How often in life do we premeditate our own idea of how a scenario is going to play out in our minds? And how often does said scenario deviate from that idea? This is where improv teaches you to let go of that very human need to control everything. If I say to my scene partner, “I’m sweating balls”, they could attribute it to global warming, or us living in hell or being in a gym sauna. But I have to be ready for whatever that response may be. It means letting go of whatever preconceived notion I’ve concocted in my head and letting go of the writer in me, and just truly listening to what they come back with, and responding to whatever that may be.
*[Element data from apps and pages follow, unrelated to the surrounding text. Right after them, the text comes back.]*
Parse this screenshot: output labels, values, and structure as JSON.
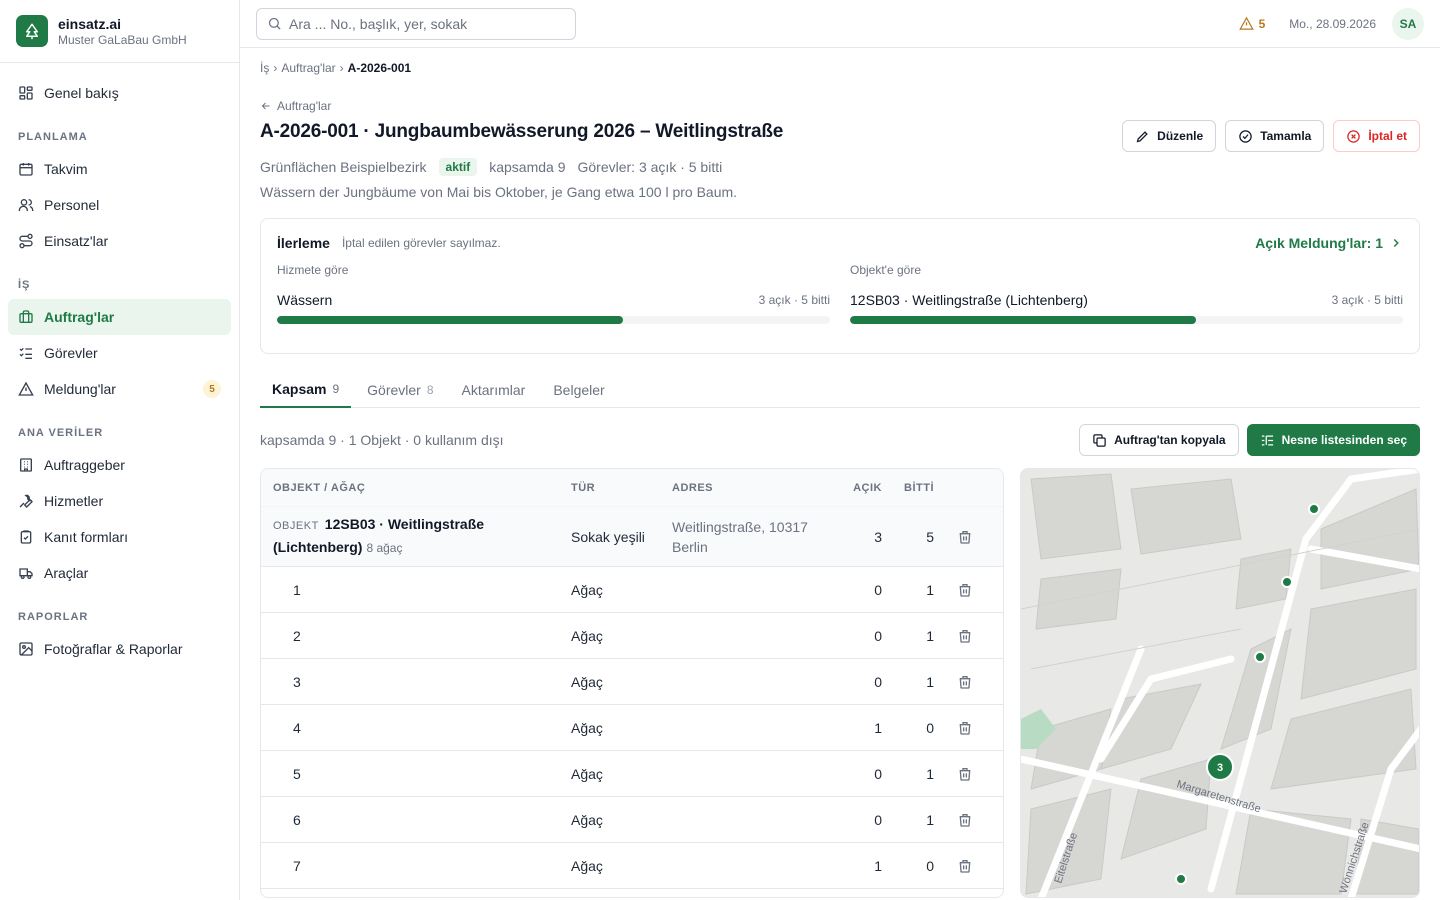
{
  "brand": {
    "name": "einsatz.ai",
    "company": "Muster GaLaBau GmbH"
  },
  "sidebar": {
    "overview": "Genel bakış",
    "sections": {
      "planning": "PLANLAMA",
      "work": "İŞ",
      "master": "ANA VERİLER",
      "reports": "RAPORLAR"
    },
    "planning_items": [
      "Takvim",
      "Personel",
      "Einsatz'lar"
    ],
    "work_items": [
      "Auftrag'lar",
      "Görevler",
      "Meldung'lar"
    ],
    "meldung_badge": "5",
    "master_items": [
      "Auftraggeber",
      "Hizmetler",
      "Kanıt formları",
      "Araçlar"
    ],
    "report_items": [
      "Fotoğraflar & Raporlar"
    ]
  },
  "topbar": {
    "search_placeholder": "Ara ... No., başlık, yer, sokak",
    "warning_count": "5",
    "date": "Mo., 28.09.2026",
    "avatar": "SA"
  },
  "breadcrumb": {
    "root": "İş",
    "parent": "Auftrag'lar",
    "current": "A-2026-001",
    "sep": "›"
  },
  "back_label": "Auftrag'lar",
  "order": {
    "title": "A-2026-001 · Jungbaumbewässerung 2026 – Weitlingstraße",
    "client": "Grünflächen Beispielbezirk",
    "status": "aktif",
    "scope": "kapsamda 9",
    "tasks": "Görevler: 3 açık · 5 bitti",
    "description": "Wässern der Jungbäume von Mai bis Oktober, je Gang etwa 100 l pro Baum.",
    "actions": {
      "edit": "Düzenle",
      "complete": "Tamamla",
      "cancel": "İptal et"
    }
  },
  "progress": {
    "title": "İlerleme",
    "subtitle": "İptal edilen görevler sayılmaz.",
    "link": "Açık Meldung'lar: 1",
    "by_service": {
      "label": "Hizmete göre",
      "name": "Wässern",
      "count": "3 açık · 5 bitti",
      "fraction": 0.625
    },
    "by_object": {
      "label": "Objekt'e göre",
      "name": "12SB03 · Weitlingstraße (Lichtenberg)",
      "count": "3 açık · 5 bitti",
      "fraction": 0.625
    }
  },
  "tabs": [
    {
      "label": "Kapsam",
      "count": "9"
    },
    {
      "label": "Görevler",
      "count": "8"
    },
    {
      "label": "Aktarımlar",
      "count": ""
    },
    {
      "label": "Belgeler",
      "count": ""
    }
  ],
  "scope_toolbar": {
    "summary": "kapsamda 9 · 1 Objekt · 0 kullanım dışı",
    "copy": "Auftrag'tan kopyala",
    "select": "Nesne listesinden seç"
  },
  "table": {
    "headers": {
      "object": "OBJEKT / AĞAÇ",
      "type": "TÜR",
      "address": "ADRES",
      "open": "AÇIK",
      "done": "BİTTİ"
    },
    "object": {
      "tag": "OBJEKT",
      "name": "12SB03 · Weitlingstraße (Lichtenberg)",
      "tree_count": "8 ağaç",
      "type": "Sokak yeşili",
      "address": "Weitlingstraße, 10317 Berlin",
      "open": "3",
      "done": "5"
    },
    "rows": [
      {
        "id": "1",
        "type": "Ağaç",
        "open": "0",
        "done": "1"
      },
      {
        "id": "2",
        "type": "Ağaç",
        "open": "0",
        "done": "1"
      },
      {
        "id": "3",
        "type": "Ağaç",
        "open": "0",
        "done": "1"
      },
      {
        "id": "4",
        "type": "Ağaç",
        "open": "1",
        "done": "0"
      },
      {
        "id": "5",
        "type": "Ağaç",
        "open": "0",
        "done": "1"
      },
      {
        "id": "6",
        "type": "Ağaç",
        "open": "0",
        "done": "1"
      },
      {
        "id": "7",
        "type": "Ağaç",
        "open": "1",
        "done": "0"
      }
    ]
  },
  "map": {
    "cluster_label": "3",
    "streets": [
      "Margaretenstraße",
      "Eitelstraße",
      "Wönnichstraße"
    ]
  },
  "colors": {
    "accent": "#1f7a45",
    "warning": "#b7791f",
    "danger": "#dc2626"
  }
}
It’s this concept that has opened me up to life. To the fact that we only have control over our own reactions, that we can only know our own feelings ahead of time. Everything else is up to chance. There is only so much preparation we can do ahead of time. And it mainly sums up to knowing who we are and what we want. Everything else is a gamble.

8. Commit to everything that comes out of your mouth.

There is nothing that kills a scene more than the word/phrase, “Anyway…” And as surprising as it may be, it is usually spoken by the person who has introduced the theme/topic of conversation. Because they’re trying to discreetly change the topic of that conversation because they’re low-key embarrassed by what they’ve thrown out there.

In real life, this can be the “lifesaver” of sorts to a very personal confession. Like, let me open up to a very vulnerable degree, and then quickly divert the conversation before you have the chance to acknowledge how honest I was being. Bad news, in improv, the audience can tell that you’re doing this. Even worse news. In real life, it’s super obvious as well 🙁

9. It feels amazing to be heard in return.

Sometimes we say super stupid shit. Sometimes we mess up on English. Sometimes on purpose, and others not. Like if I said, “I’m wanting a hot dog real bad”. Maybe I have no idea where that came from, but on the off chance my scene partner heard it, acknowledged the reality I created with this grammar structure, and replied, “I’m wanting one real bad too boss.” It’s the repetition of this one word, wanting, that lets me know my partner has my back. That they were listening. That what I have to say matters to them.

In real life, if someone memorizes what you have to say, that they repeat it to you, it means you matter to them, that they’re paying close attention. That they believe in your words.

10. Having the patience to see improvement and growth instead of instant gratification.

Everything life isn’t about a gold trophy. Isn’t about being the best from the get-go. Sometimes it’s about someone who sticks around the longest. About being the person genuinely wants to improve. In comedy, there will be people who seem to nail it right away. But I learned, the hard way, that just because you fuck something up the first time doesn’t mean you can’t get better. Doesn’t mean you can’t listen to feedback, acknowledge what you didn’t master on the first pass, and give It a better go.

You can always be a better you. Be a better friend, a better lover, a better family member. You can always improve.

11. How to be the loser.

Once I seemed to overcome my fear of failure, one of the best teachers I’ve ever had told me to experience what it feels like to “be the loser”. It’s boring to “win” all the time. To be good at everything. Failure is human, is relatable. So lose, be sad about it, react naturally. But have the stubbornness to try again. To do it the hard way. To be “the loser”. Let your heart break in front of tens of people, as humiliating as that will sound, if it’s as a character, or as your real self, and move on. Be the person who was open enough to put their true self out there, and let it shine. Anyone who can’t embrace that for what it is is afraid of being hurt. And you’re so past that it’s funny.

And isn’t being funny the whole point of this anyway?